Allergies—both allergic rhinitis and delayed food sensitivities—can be another fatigue-causing factor. Recent studies are suggesting that food allergies appear to be an important triggering event in chronic fatigue syndrome and fibromyalgia.

In my clinical practice, I also have noted that energy levels often increase in fatigued patients who eliminate offending foods from their diets. Therefore, I always work to identify “hidden” food sensitivities. Delayed food allergies can contribute to digestive problems, body aches, headaches and symptoms typically not associated with classic allergy symptoms. If you have tried everything else to get to the bottom of your fatigue, depression, stress, body pain, foggy thinking, it is time to look at food intolerances.

Food allergies/sensitivities also play a large role in the amount of suffering a person experiences with seasonal allergies. What happens in the upper respiratory system is often a direct reflection of what is going on in the “gut.”

Testing for hidden food allergies can be done at home via a test kit available through our office.

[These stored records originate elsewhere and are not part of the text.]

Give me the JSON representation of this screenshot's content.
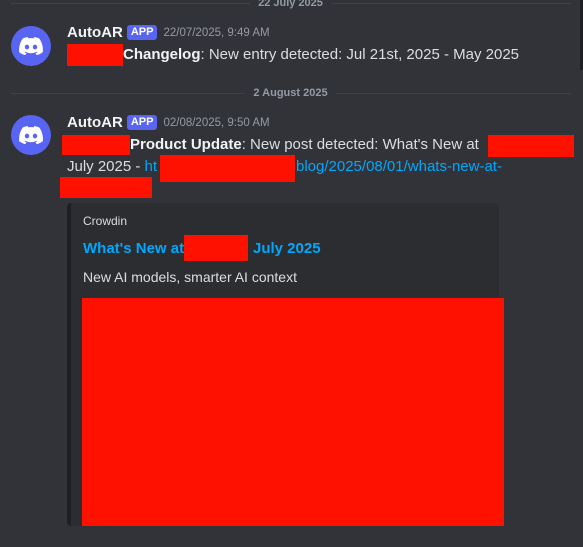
{
  "dividers": [
    "22 July 2025",
    "2 August 2025"
  ],
  "messages": [
    {
      "author": "AutoAR",
      "badge": "APP",
      "timestamp": "22/07/2025, 9:49 AM",
      "title": "Changelog",
      "text": ": New entry detected: Jul 21st, 2025 - May 2025"
    },
    {
      "author": "AutoAR",
      "badge": "APP",
      "timestamp": "02/08/2025, 9:50 AM",
      "title": "Product Update",
      "text_start": ": New post detected: What's New at",
      "text_line2": "July 2025 - ",
      "link_start": "ht",
      "link_end": "blog/2025/08/01/whats-new-at-",
      "embed": {
        "provider": "Crowdin",
        "title_start": "What's New at",
        "title_end": "July 2025",
        "description": "New AI models, smarter AI context"
      }
    }
  ],
  "colors": {
    "background": "#313338",
    "accent": "#5865f2",
    "link": "#00a8fc",
    "redaction": "#ff1100"
  },
  "icons": {
    "avatar": "discord-logo-icon"
  }
}
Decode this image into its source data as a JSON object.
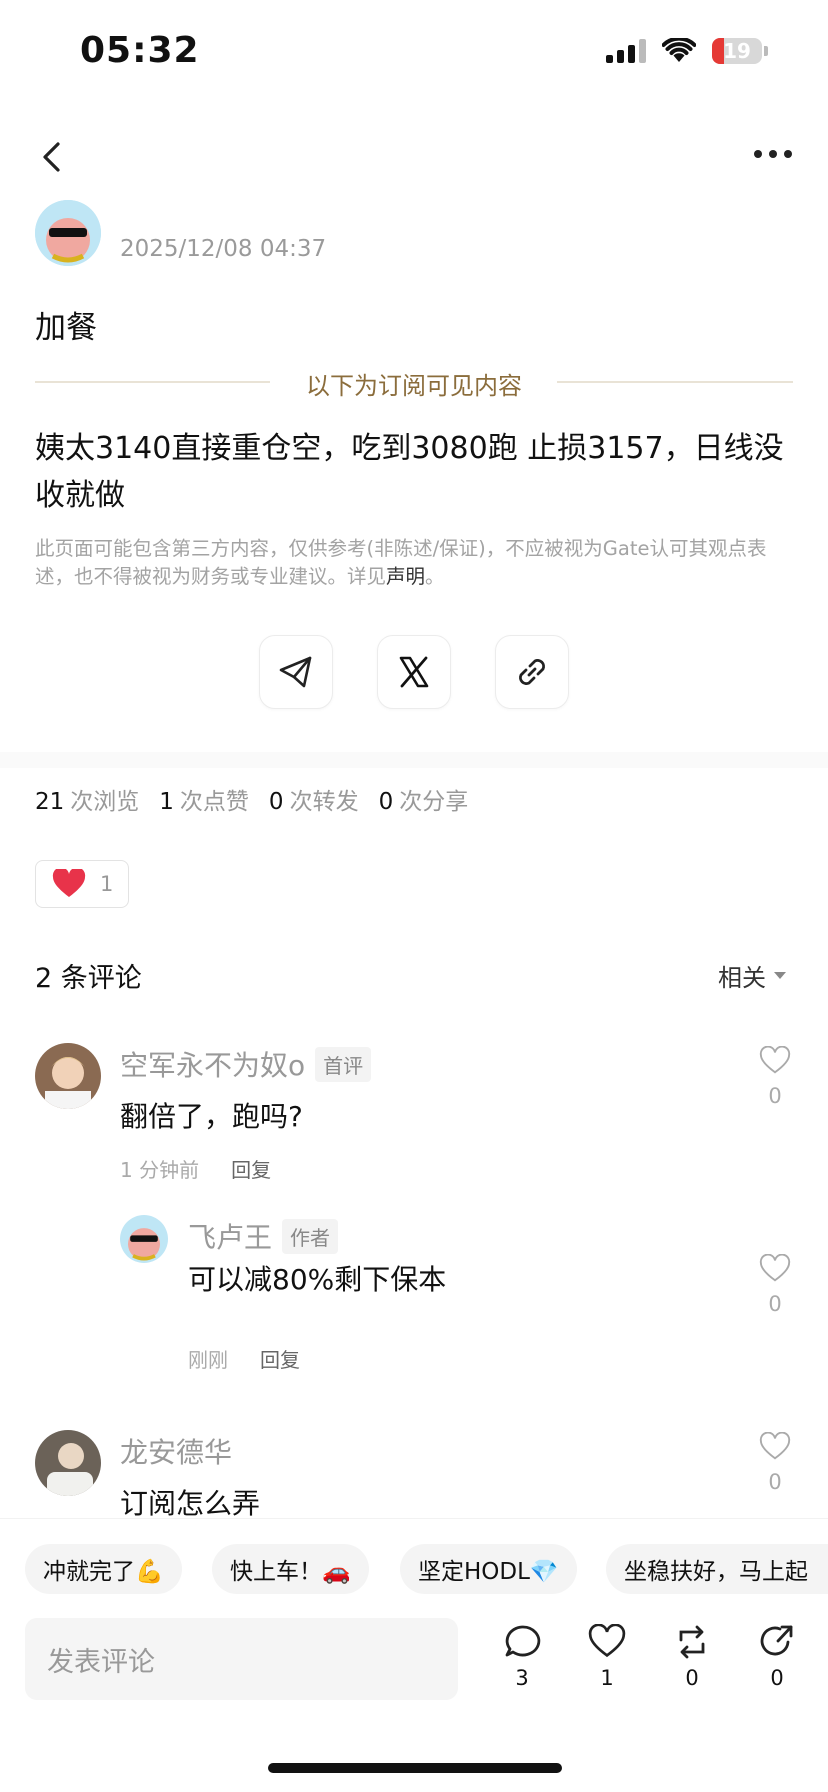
{
  "status_bar": {
    "time": "05:32",
    "battery": "19"
  },
  "post": {
    "author_partial": "飞卢王",
    "timestamp": "2025/12/08 04:37",
    "title": "加餐",
    "subscriber_label": "以下为订阅可见内容",
    "body": "姨太3140直接重仓空，吃到3080跑 止损3157，日线没收就做",
    "disclaimer": "此页面可能包含第三方内容，仅供参考(非陈述/保证)，不应被视为Gate认可其观点表述，也不得被视为财务或专业建议。详见",
    "disclaimer_link": "声明",
    "disclaimer_end": "。"
  },
  "share": {
    "icons": [
      "telegram-icon",
      "x-icon",
      "link-icon"
    ]
  },
  "stats": {
    "views": "21",
    "views_label": "次浏览",
    "likes": "1",
    "likes_label": "次点赞",
    "reposts": "0",
    "reposts_label": "次转发",
    "shares": "0",
    "shares_label": "次分享"
  },
  "reaction": {
    "count": "1"
  },
  "comments": {
    "title": "2 条评论",
    "sort": "相关",
    "items": [
      {
        "name": "空军永不为奴o",
        "tag": "首评",
        "text": "翻倍了，跑吗?",
        "time": "1 分钟前",
        "reply": "回复",
        "likes": "0"
      },
      {
        "name": "飞卢王",
        "tag": "作者",
        "text": "可以减80%剩下保本",
        "time": "刚刚",
        "reply": "回复",
        "likes": "0"
      },
      {
        "name": "龙安德华",
        "text": "订阅怎么弄",
        "likes": "0"
      }
    ]
  },
  "quick_replies": [
    "冲就完了💪",
    "快上车！🚗",
    "坚定HODL💎",
    "坐稳扶好，马上起"
  ],
  "bottom_bar": {
    "placeholder": "发表评论",
    "comments": "3",
    "likes": "1",
    "reposts": "0",
    "shares": "0"
  },
  "colors": {
    "accent_gold": "#8b6d3c",
    "heart_red": "#e8334a",
    "battery_red": "#e53935"
  }
}
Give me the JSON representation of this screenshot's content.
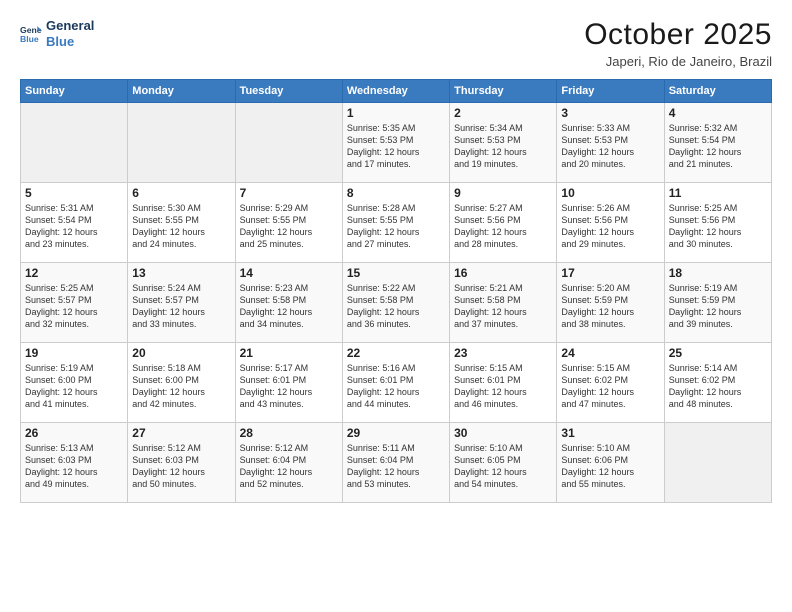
{
  "logo": {
    "line1": "General",
    "line2": "Blue"
  },
  "title": "October 2025",
  "location": "Japeri, Rio de Janeiro, Brazil",
  "headers": [
    "Sunday",
    "Monday",
    "Tuesday",
    "Wednesday",
    "Thursday",
    "Friday",
    "Saturday"
  ],
  "weeks": [
    [
      {
        "day": "",
        "info": ""
      },
      {
        "day": "",
        "info": ""
      },
      {
        "day": "",
        "info": ""
      },
      {
        "day": "1",
        "info": "Sunrise: 5:35 AM\nSunset: 5:53 PM\nDaylight: 12 hours\nand 17 minutes."
      },
      {
        "day": "2",
        "info": "Sunrise: 5:34 AM\nSunset: 5:53 PM\nDaylight: 12 hours\nand 19 minutes."
      },
      {
        "day": "3",
        "info": "Sunrise: 5:33 AM\nSunset: 5:53 PM\nDaylight: 12 hours\nand 20 minutes."
      },
      {
        "day": "4",
        "info": "Sunrise: 5:32 AM\nSunset: 5:54 PM\nDaylight: 12 hours\nand 21 minutes."
      }
    ],
    [
      {
        "day": "5",
        "info": "Sunrise: 5:31 AM\nSunset: 5:54 PM\nDaylight: 12 hours\nand 23 minutes."
      },
      {
        "day": "6",
        "info": "Sunrise: 5:30 AM\nSunset: 5:55 PM\nDaylight: 12 hours\nand 24 minutes."
      },
      {
        "day": "7",
        "info": "Sunrise: 5:29 AM\nSunset: 5:55 PM\nDaylight: 12 hours\nand 25 minutes."
      },
      {
        "day": "8",
        "info": "Sunrise: 5:28 AM\nSunset: 5:55 PM\nDaylight: 12 hours\nand 27 minutes."
      },
      {
        "day": "9",
        "info": "Sunrise: 5:27 AM\nSunset: 5:56 PM\nDaylight: 12 hours\nand 28 minutes."
      },
      {
        "day": "10",
        "info": "Sunrise: 5:26 AM\nSunset: 5:56 PM\nDaylight: 12 hours\nand 29 minutes."
      },
      {
        "day": "11",
        "info": "Sunrise: 5:25 AM\nSunset: 5:56 PM\nDaylight: 12 hours\nand 30 minutes."
      }
    ],
    [
      {
        "day": "12",
        "info": "Sunrise: 5:25 AM\nSunset: 5:57 PM\nDaylight: 12 hours\nand 32 minutes."
      },
      {
        "day": "13",
        "info": "Sunrise: 5:24 AM\nSunset: 5:57 PM\nDaylight: 12 hours\nand 33 minutes."
      },
      {
        "day": "14",
        "info": "Sunrise: 5:23 AM\nSunset: 5:58 PM\nDaylight: 12 hours\nand 34 minutes."
      },
      {
        "day": "15",
        "info": "Sunrise: 5:22 AM\nSunset: 5:58 PM\nDaylight: 12 hours\nand 36 minutes."
      },
      {
        "day": "16",
        "info": "Sunrise: 5:21 AM\nSunset: 5:58 PM\nDaylight: 12 hours\nand 37 minutes."
      },
      {
        "day": "17",
        "info": "Sunrise: 5:20 AM\nSunset: 5:59 PM\nDaylight: 12 hours\nand 38 minutes."
      },
      {
        "day": "18",
        "info": "Sunrise: 5:19 AM\nSunset: 5:59 PM\nDaylight: 12 hours\nand 39 minutes."
      }
    ],
    [
      {
        "day": "19",
        "info": "Sunrise: 5:19 AM\nSunset: 6:00 PM\nDaylight: 12 hours\nand 41 minutes."
      },
      {
        "day": "20",
        "info": "Sunrise: 5:18 AM\nSunset: 6:00 PM\nDaylight: 12 hours\nand 42 minutes."
      },
      {
        "day": "21",
        "info": "Sunrise: 5:17 AM\nSunset: 6:01 PM\nDaylight: 12 hours\nand 43 minutes."
      },
      {
        "day": "22",
        "info": "Sunrise: 5:16 AM\nSunset: 6:01 PM\nDaylight: 12 hours\nand 44 minutes."
      },
      {
        "day": "23",
        "info": "Sunrise: 5:15 AM\nSunset: 6:01 PM\nDaylight: 12 hours\nand 46 minutes."
      },
      {
        "day": "24",
        "info": "Sunrise: 5:15 AM\nSunset: 6:02 PM\nDaylight: 12 hours\nand 47 minutes."
      },
      {
        "day": "25",
        "info": "Sunrise: 5:14 AM\nSunset: 6:02 PM\nDaylight: 12 hours\nand 48 minutes."
      }
    ],
    [
      {
        "day": "26",
        "info": "Sunrise: 5:13 AM\nSunset: 6:03 PM\nDaylight: 12 hours\nand 49 minutes."
      },
      {
        "day": "27",
        "info": "Sunrise: 5:12 AM\nSunset: 6:03 PM\nDaylight: 12 hours\nand 50 minutes."
      },
      {
        "day": "28",
        "info": "Sunrise: 5:12 AM\nSunset: 6:04 PM\nDaylight: 12 hours\nand 52 minutes."
      },
      {
        "day": "29",
        "info": "Sunrise: 5:11 AM\nSunset: 6:04 PM\nDaylight: 12 hours\nand 53 minutes."
      },
      {
        "day": "30",
        "info": "Sunrise: 5:10 AM\nSunset: 6:05 PM\nDaylight: 12 hours\nand 54 minutes."
      },
      {
        "day": "31",
        "info": "Sunrise: 5:10 AM\nSunset: 6:06 PM\nDaylight: 12 hours\nand 55 minutes."
      },
      {
        "day": "",
        "info": ""
      }
    ]
  ]
}
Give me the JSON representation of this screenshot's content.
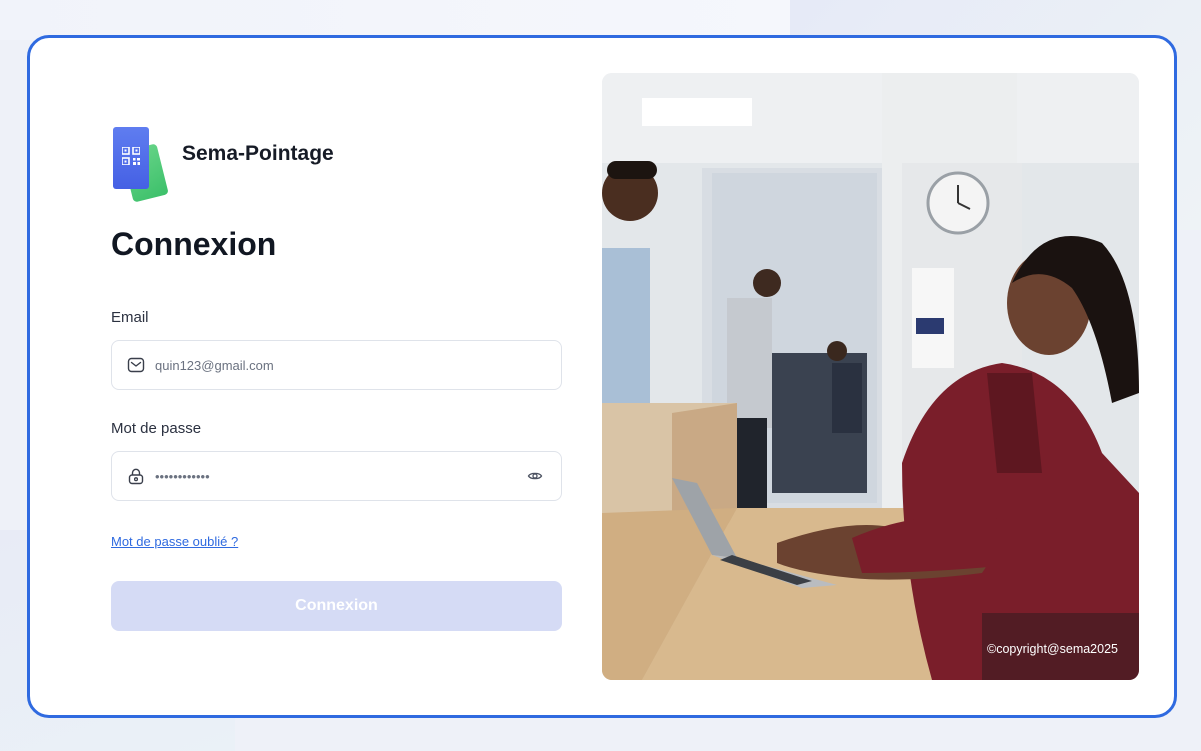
{
  "brand": {
    "name": "Sema-Pointage",
    "logo_icon": "qr-code-icon"
  },
  "form": {
    "title": "Connexion",
    "email_label": "Email",
    "email_value": "quin123@gmail.com",
    "email_icon": "mail-icon",
    "password_label": "Mot de passe",
    "password_value": "••••••••••••",
    "password_icon": "lock-icon",
    "toggle_visibility_icon": "eye-icon",
    "forgot_link": "Mot de passe oublié ?",
    "submit_label": "Connexion"
  },
  "photo": {
    "copyright": "©copyright@sema2025"
  },
  "colors": {
    "accent": "#2f6ae0",
    "button_disabled": "#d5dbf5",
    "logo_primary": "#4f6ae8",
    "logo_secondary": "#4cc877"
  }
}
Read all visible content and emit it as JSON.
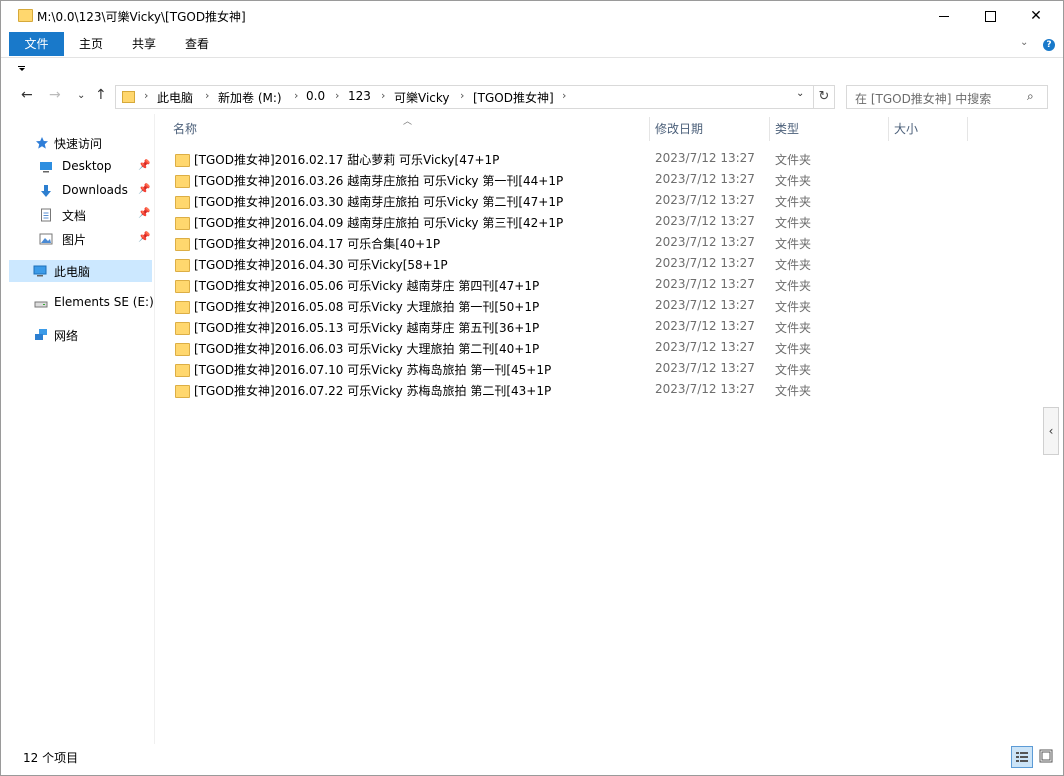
{
  "window": {
    "title": "M:\\0.0\\123\\可樂Vicky\\[TGOD推女神]",
    "minimize_glyph": "—",
    "close_glyph": "✕"
  },
  "ribbon": {
    "tabs": [
      "文件",
      "主页",
      "共享",
      "查看"
    ],
    "help_glyph": "?"
  },
  "nav": {
    "back_glyph": "←",
    "forward_glyph": "→",
    "recent_glyph": "⌄",
    "up_glyph": "↑",
    "breadcrumbs": [
      "此电脑",
      "新加卷 (M:)",
      "0.0",
      "123",
      "可樂Vicky",
      "[TGOD推女神]"
    ],
    "refresh_glyph": "↻",
    "search_placeholder": "在 [TGOD推女神] 中搜索"
  },
  "sidebar": {
    "items": [
      {
        "label": "快速访问",
        "icon": "star-icon",
        "pinned": false
      },
      {
        "label": "Desktop",
        "icon": "desktop-icon",
        "pinned": true
      },
      {
        "label": "Downloads",
        "icon": "downloads-icon",
        "pinned": true
      },
      {
        "label": "文档",
        "icon": "documents-icon",
        "pinned": true
      },
      {
        "label": "图片",
        "icon": "pictures-icon",
        "pinned": true
      },
      {
        "label": "此电脑",
        "icon": "computer-icon",
        "pinned": false,
        "selected": true
      },
      {
        "label": "Elements SE (E:)",
        "icon": "drive-icon",
        "pinned": false
      },
      {
        "label": "网络",
        "icon": "network-icon",
        "pinned": false
      }
    ]
  },
  "columns": {
    "name": "名称",
    "date": "修改日期",
    "type": "类型",
    "size": "大小"
  },
  "files": [
    {
      "name": "[TGOD推女神]2016.02.17 甜心萝莉 可乐Vicky[47+1P",
      "date": "2023/7/12 13:27",
      "type": "文件夹"
    },
    {
      "name": "[TGOD推女神]2016.03.26 越南芽庄旅拍 可乐Vicky 第一刊[44+1P",
      "date": "2023/7/12 13:27",
      "type": "文件夹"
    },
    {
      "name": "[TGOD推女神]2016.03.30 越南芽庄旅拍 可乐Vicky 第二刊[47+1P",
      "date": "2023/7/12 13:27",
      "type": "文件夹"
    },
    {
      "name": "[TGOD推女神]2016.04.09 越南芽庄旅拍 可乐Vicky 第三刊[42+1P",
      "date": "2023/7/12 13:27",
      "type": "文件夹"
    },
    {
      "name": "[TGOD推女神]2016.04.17 可乐合集[40+1P",
      "date": "2023/7/12 13:27",
      "type": "文件夹"
    },
    {
      "name": "[TGOD推女神]2016.04.30 可乐Vicky[58+1P",
      "date": "2023/7/12 13:27",
      "type": "文件夹"
    },
    {
      "name": "[TGOD推女神]2016.05.06 可乐Vicky 越南芽庄 第四刊[47+1P",
      "date": "2023/7/12 13:27",
      "type": "文件夹"
    },
    {
      "name": "[TGOD推女神]2016.05.08 可乐Vicky 大理旅拍 第一刊[50+1P",
      "date": "2023/7/12 13:27",
      "type": "文件夹"
    },
    {
      "name": "[TGOD推女神]2016.05.13 可乐Vicky 越南芽庄 第五刊[36+1P",
      "date": "2023/7/12 13:27",
      "type": "文件夹"
    },
    {
      "name": "[TGOD推女神]2016.06.03 可乐Vicky 大理旅拍 第二刊[40+1P",
      "date": "2023/7/12 13:27",
      "type": "文件夹"
    },
    {
      "name": "[TGOD推女神]2016.07.10 可乐Vicky 苏梅岛旅拍 第一刊[45+1P",
      "date": "2023/7/12 13:27",
      "type": "文件夹"
    },
    {
      "name": "[TGOD推女神]2016.07.22 可乐Vicky 苏梅岛旅拍 第二刊[43+1P",
      "date": "2023/7/12 13:27",
      "type": "文件夹"
    }
  ],
  "status": {
    "item_count": "12 个项目"
  },
  "colors": {
    "accent": "#1979ca",
    "selected_bg": "#cce8ff",
    "folder": "#ffd76e"
  }
}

Once you make the right identifications, you will know what foods to avoid to produce dramatic results. There are also nutrients that can be used when you cannot avoid exposure to offending foods.

Nutrient Deficiencies and Environmental Toxicity
When the body is not receiving enough of a particular nutrient or is overburdened with environmental pollutants, this can take a huge toll that compromises energy levels. Additional stress on the body produced by excess toxicity, reduces the body’s ability to absorb nutrients from food and supplements. Therefore, in my clinical practice, I recommend all my fatigued patients take an organic acid test that also checks for environmental pollutants.

Organic acid testing, which I also routinely use to help my patients, is also available at Synergetics Health & Wellness, and is important for those seeking to fine tune or increase a supplement program’s effectiveness. The client receives specific recommendations of vitamins, minerals, nutrients and amino acids and dosage suggestions.
The organic acid test also looks for detoxification markers that help us see how effectively the client is able to remove environmental toxins from their system.

Other Factors

Fatigue can be a side effect from various pharmaceuticals such as statin drugs, blood pressure medications and antidepressants so be sure to check the information that comes with your prescriptions, and have a detailed discussion with your care giver about this.

Additionally, a diet overloaded with processed food, refined carbohydrates and sugar can make a person feel sluggish. Dehydration is another important factor in low energy levels. Drinking 64 ounces of water every day is essential to enhance energy levels.


When trying to determine the reason for fatigue, the only approach one can take is to begin eliminating potential causes. By playing detective and looking at all the factors mentioned above, the reason why a person is fatigued will likely become apparent and steps can then be taken to eliminate exhaustion.